Thursday, August 25, 2016

No. 176: Annuity Churning Leads to Federal Prison Time for an Agent

On September 14, 2016, Gary Edward Hibbing, a former insurance agent, will report to a federal prison to begin serving a sentence for actions related to the churning of annuities. The federal charges to which he pleaded guilty are wire fraud and unlawful monetary transactions, but his insurance license had been revoked earlier for, among other things, annuity replacements described as "twisting." Where the apparent sole motive for replacements is to generate agent commissions, I have used the securities industry's word "churning" instead.

The State Charges
On March 4, 2013, the Oklahoma insurance commissioner issued an order revoking the insurance licenses of Hibbing and his wife. According to the order, the respondents had sold replacement annuities to one particular senior citizen in 2007, 2008, 2009, and 2010, and to another senior citizen in 2010. The order said the respondents had provided false information not only to the senior citizens but also to the insurance companies that had issued the annuities. The order described the scheme as "a deliberate and concerted effort to receive exorbitant upfront commissions each year at the financial expense of senior citizens." The order also said the respondents had violated various Oklahoma statutes, including the prohibition against twisting.

The Federal Charges
On February 4, 2015, a U.S. Attorney in Oklahoma filed a 24-count grand jury indictment against Hibbing. It consisted of 15 counts of wire fraud, four counts of unlawful monetary transactions, and five counts of aggravated identity theft. (See U.S.A. v. Hibbing, U.S. District Court, Northern District of Oklahoma, Case No. 15-cr-29.)

Among the companies mentioned in the indictment are Allianz Life Insurance Company of North America, PHL Variable Insurance Company, Security Benefit Life Insurance Company, Aviva Life and Annuity Company of New York, Forethought Life Insurance Company, and National Western Life Insurance Company. Among the allegations in the indictment is that Hibbing had continued to engage in his scheme even after the Oklahoma insurance commissioner had suspended his license.

On April 4, 2016, Hibbing pleaded guilty to two counts of wire fraud and two counts of unlawful monetary transactions. In exchange, the government agreed to dismiss the other 20 counts in the indictment.

On August 18, 2016, the judge sentenced Hibbing to 27 months in federal prison, followed by three years of supervised release. The judge also ordered him to pay restitution of $356,000 divided among 16 clients and $129,000 to Allianz. Hibbing waived appeal and the case was closed.
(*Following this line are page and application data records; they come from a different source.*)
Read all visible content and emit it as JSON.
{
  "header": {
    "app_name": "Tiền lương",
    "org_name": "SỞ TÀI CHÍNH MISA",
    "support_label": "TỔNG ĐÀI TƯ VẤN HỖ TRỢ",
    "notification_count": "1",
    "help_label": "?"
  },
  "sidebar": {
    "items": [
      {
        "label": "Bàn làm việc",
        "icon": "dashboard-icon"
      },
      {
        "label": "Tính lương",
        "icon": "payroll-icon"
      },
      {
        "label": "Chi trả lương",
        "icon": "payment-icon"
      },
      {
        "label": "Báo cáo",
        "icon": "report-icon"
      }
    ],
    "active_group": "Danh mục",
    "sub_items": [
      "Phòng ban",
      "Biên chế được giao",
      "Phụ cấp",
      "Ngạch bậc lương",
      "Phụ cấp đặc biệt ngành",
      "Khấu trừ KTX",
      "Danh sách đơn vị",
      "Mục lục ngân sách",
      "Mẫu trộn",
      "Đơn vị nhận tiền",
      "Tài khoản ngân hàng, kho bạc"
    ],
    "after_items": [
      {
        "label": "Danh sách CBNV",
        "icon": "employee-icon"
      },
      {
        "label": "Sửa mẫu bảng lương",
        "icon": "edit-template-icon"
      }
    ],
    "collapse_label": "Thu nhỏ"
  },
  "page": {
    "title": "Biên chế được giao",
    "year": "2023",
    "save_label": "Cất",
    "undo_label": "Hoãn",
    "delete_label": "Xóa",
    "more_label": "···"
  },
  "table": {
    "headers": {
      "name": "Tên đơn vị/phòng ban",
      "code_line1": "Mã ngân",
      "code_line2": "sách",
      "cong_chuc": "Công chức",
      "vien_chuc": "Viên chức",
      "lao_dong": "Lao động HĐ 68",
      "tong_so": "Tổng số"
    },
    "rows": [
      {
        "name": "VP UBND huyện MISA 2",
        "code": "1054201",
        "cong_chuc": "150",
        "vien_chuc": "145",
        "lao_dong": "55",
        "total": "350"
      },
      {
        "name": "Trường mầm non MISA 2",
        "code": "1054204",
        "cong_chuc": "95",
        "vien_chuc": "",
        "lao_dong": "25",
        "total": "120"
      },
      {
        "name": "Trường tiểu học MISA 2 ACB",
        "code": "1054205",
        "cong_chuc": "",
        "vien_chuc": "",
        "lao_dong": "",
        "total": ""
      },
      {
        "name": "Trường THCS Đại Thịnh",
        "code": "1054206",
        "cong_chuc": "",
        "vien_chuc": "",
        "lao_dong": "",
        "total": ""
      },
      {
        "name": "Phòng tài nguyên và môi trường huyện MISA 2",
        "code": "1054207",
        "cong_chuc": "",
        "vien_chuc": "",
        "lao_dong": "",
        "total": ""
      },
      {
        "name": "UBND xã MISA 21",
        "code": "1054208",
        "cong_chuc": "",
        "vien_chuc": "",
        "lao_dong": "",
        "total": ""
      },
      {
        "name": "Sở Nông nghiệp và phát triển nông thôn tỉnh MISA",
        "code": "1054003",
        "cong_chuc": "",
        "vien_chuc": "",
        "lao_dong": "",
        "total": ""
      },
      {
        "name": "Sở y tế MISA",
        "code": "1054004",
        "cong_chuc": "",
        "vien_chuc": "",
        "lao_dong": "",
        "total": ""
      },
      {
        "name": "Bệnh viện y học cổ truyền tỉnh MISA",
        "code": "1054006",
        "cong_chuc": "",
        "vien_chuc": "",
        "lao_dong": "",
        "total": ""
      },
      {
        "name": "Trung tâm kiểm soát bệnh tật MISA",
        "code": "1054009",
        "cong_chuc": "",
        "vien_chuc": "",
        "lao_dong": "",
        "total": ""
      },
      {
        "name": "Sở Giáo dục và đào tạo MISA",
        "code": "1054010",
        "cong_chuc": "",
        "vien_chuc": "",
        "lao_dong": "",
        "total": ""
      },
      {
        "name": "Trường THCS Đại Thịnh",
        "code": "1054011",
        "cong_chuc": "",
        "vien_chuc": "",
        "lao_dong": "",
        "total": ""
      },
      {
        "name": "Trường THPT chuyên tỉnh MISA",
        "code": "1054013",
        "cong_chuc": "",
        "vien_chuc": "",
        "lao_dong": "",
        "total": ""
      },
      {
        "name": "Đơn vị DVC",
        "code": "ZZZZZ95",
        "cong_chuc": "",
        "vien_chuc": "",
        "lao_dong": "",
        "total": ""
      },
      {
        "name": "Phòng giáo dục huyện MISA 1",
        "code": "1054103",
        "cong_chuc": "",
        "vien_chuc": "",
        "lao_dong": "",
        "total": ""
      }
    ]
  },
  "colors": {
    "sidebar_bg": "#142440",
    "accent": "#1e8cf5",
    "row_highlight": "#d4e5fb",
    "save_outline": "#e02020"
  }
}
The Plea Agreement
Hibbing's plea agreement includes the statement that "The sentence imposed in federal court is without parole." By signing the agreement, he expressed his understanding of that fact.

One of the attachments to the plea agreement is Hibbing's "statement of facts." Here are paragraphs 6 and 7 of the statement:
6. Between October 2007 and March 2013, I formulated and executed a scheme to defraud and to obtain money and property from the insurance companies I represented and from my clients by making various material false representations to them:
  • I caused some clients to buy multiple annuities, year after year, by telling them falsely that doing so was to their financial advantage when actually it was not.
  • I intentionally withheld important information from some clients about the surrender fees they would have to pay to terminate one annuity contract early and invest in the next.
  • I made material false representations to the insurance companies by submitting documents that incorrectly stated my clients' reasons for terminating annuities, that my clients understood the financial costs to themselves, and that the funds being used to buy the annuities were not derived from the termination of previous annuities.
  • I intentionally hid from the insurance companies the movement of clients' funds among annuity products by using different insurance companies and by fraudulently representing that some of the products were sold by my wife, who was an insurance agent, when in fact she had nothing to do with the transactions.
7. I caused the insurance companies to send my clients the proceeds of their surrendered annuities in the form of checks. Then I caused those clients to deposit their checks into their bank accounts, as opposed to having the funds sent directly to the insurance companies issuing the new annuities. By doing so, I fraudulently masked the movement of funds among annuities from the insurance companies.
General Observations
It is not often that we hear of an insurance agent going to prison for something other than felony theft. In this case, however, the churning activity was so brazen and extensive that it warranted the involvement of federal prosecutors. The extent of churning activity in the annuity market is not known, but I fear it is widespread.

Available Material
I am offering a 28-page complimentary PDF consisting of the Oklahoma insurance commissioner's order (6 pages), the federal grand jury indictment (11 pages), Hibbing's full statement of facts in his plea agreement (5 pages), and the judge's sentencing order (6 pages). Send an email to and ask for the August 2016 package relating to the Hibbing case.